Apart from the pictures, reproduce the data below exactly as it stands.

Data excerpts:
++++++
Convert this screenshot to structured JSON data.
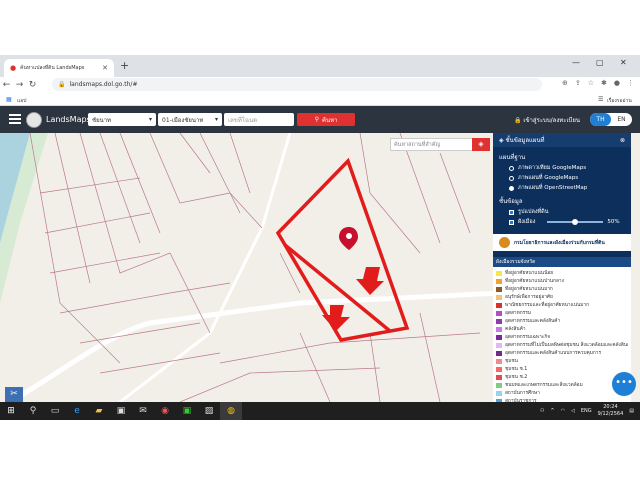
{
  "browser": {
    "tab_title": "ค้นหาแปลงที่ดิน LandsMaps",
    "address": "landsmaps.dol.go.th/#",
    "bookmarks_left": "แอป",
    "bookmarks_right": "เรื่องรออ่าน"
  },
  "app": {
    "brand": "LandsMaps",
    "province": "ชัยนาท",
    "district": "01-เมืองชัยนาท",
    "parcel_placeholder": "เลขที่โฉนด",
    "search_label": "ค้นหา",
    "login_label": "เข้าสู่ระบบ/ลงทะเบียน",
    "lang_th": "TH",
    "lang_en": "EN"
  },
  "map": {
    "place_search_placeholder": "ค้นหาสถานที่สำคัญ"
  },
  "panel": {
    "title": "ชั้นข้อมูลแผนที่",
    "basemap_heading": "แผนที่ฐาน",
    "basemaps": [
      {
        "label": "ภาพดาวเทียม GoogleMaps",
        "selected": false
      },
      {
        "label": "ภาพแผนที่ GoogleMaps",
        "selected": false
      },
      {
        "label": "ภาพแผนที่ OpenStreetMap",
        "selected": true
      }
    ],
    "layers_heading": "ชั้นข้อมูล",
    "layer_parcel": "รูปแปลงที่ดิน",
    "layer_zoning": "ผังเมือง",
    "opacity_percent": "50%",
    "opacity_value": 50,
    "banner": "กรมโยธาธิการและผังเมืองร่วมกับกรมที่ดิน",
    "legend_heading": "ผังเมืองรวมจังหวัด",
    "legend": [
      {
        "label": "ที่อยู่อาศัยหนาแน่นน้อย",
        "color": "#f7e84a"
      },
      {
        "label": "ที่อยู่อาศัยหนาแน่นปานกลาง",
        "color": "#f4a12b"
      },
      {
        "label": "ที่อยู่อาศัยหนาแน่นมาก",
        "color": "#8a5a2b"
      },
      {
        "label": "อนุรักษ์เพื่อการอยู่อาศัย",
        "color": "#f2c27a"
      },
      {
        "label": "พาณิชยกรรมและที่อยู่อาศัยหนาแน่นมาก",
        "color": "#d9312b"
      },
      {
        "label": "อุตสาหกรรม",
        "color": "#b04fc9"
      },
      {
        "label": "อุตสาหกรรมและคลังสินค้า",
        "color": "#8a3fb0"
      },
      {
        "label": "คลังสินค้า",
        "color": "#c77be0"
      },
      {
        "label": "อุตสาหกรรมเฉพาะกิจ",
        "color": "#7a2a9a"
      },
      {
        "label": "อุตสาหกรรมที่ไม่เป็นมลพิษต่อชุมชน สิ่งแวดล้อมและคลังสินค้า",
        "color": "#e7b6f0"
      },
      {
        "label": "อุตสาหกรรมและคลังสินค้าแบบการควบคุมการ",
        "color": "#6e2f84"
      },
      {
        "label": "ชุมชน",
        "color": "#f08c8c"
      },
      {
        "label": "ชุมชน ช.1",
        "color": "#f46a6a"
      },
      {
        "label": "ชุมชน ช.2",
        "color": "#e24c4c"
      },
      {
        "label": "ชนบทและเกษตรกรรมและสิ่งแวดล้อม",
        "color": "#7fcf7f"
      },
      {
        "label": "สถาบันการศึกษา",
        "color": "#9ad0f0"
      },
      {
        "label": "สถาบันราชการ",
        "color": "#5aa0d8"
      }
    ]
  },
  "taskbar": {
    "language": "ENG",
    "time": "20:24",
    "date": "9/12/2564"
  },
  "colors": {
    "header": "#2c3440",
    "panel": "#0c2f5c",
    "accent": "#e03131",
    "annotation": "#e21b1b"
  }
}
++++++
== COMPLETED TASK ==
Convert this screenshot to structured JSON data.
{
  "browser": {
    "tab_title": "ค้นหาแปลงที่ดิน LandsMaps",
    "address": "landsmaps.dol.go.th/#",
    "bookmarks_left": "แอป",
    "bookmarks_right": "เรื่องรออ่าน"
  },
  "app": {
    "brand": "LandsMaps",
    "province": "ชัยนาท",
    "district": "01-เมืองชัยนาท",
    "parcel_placeholder": "เลขที่โฉนด",
    "search_label": "ค้นหา",
    "login_label": "เข้าสู่ระบบ/ลงทะเบียน",
    "lang_th": "TH",
    "lang_en": "EN"
  },
  "map": {
    "place_search_placeholder": "ค้นหาสถานที่สำคัญ"
  },
  "panel": {
    "title": "ชั้นข้อมูลแผนที่",
    "basemap_heading": "แผนที่ฐาน",
    "basemaps": [
      {
        "label": "ภาพดาวเทียม GoogleMaps",
        "selected": false
      },
      {
        "label": "ภาพแผนที่ GoogleMaps",
        "selected": false
      },
      {
        "label": "ภาพแผนที่ OpenStreetMap",
        "selected": true
      }
    ],
    "layers_heading": "ชั้นข้อมูล",
    "layer_parcel": "รูปแปลงที่ดิน",
    "layer_zoning": "ผังเมือง",
    "opacity_percent": "50%",
    "opacity_value": 50,
    "banner": "กรมโยธาธิการและผังเมืองร่วมกับกรมที่ดิน",
    "legend_heading": "ผังเมืองรวมจังหวัด",
    "legend": [
      {
        "label": "ที่อยู่อาศัยหนาแน่นน้อย",
        "color": "#f7e84a"
      },
      {
        "label": "ที่อยู่อาศัยหนาแน่นปานกลาง",
        "color": "#f4a12b"
      },
      {
        "label": "ที่อยู่อาศัยหนาแน่นมาก",
        "color": "#8a5a2b"
      },
      {
        "label": "อนุรักษ์เพื่อการอยู่อาศัย",
        "color": "#f2c27a"
      },
      {
        "label": "พาณิชยกรรมและที่อยู่อาศัยหนาแน่นมาก",
        "color": "#d9312b"
      },
      {
        "label": "อุตสาหกรรม",
        "color": "#b04fc9"
      },
      {
        "label": "อุตสาหกรรมและคลังสินค้า",
        "color": "#8a3fb0"
      },
      {
        "label": "คลังสินค้า",
        "color": "#c77be0"
      },
      {
        "label": "อุตสาหกรรมเฉพาะกิจ",
        "color": "#7a2a9a"
      },
      {
        "label": "อุตสาหกรรมที่ไม่เป็นมลพิษต่อชุมชน สิ่งแวดล้อมและคลังสินค้า",
        "color": "#e7b6f0"
      },
      {
        "label": "อุตสาหกรรมและคลังสินค้าแบบการควบคุมการ",
        "color": "#6e2f84"
      },
      {
        "label": "ชุมชน",
        "color": "#f08c8c"
      },
      {
        "label": "ชุมชน ช.1",
        "color": "#f46a6a"
      },
      {
        "label": "ชุมชน ช.2",
        "color": "#e24c4c"
      },
      {
        "label": "ชนบทและเกษตรกรรมและสิ่งแวดล้อม",
        "color": "#7fcf7f"
      },
      {
        "label": "สถาบันการศึกษา",
        "color": "#9ad0f0"
      },
      {
        "label": "สถาบันราชการ",
        "color": "#5aa0d8"
      }
    ]
  },
  "taskbar": {
    "language": "ENG",
    "time": "20:24",
    "date": "9/12/2564"
  },
  "colors": {
    "header": "#2c3440",
    "panel": "#0c2f5c",
    "accent": "#e03131",
    "annotation": "#e21b1b"
  }
}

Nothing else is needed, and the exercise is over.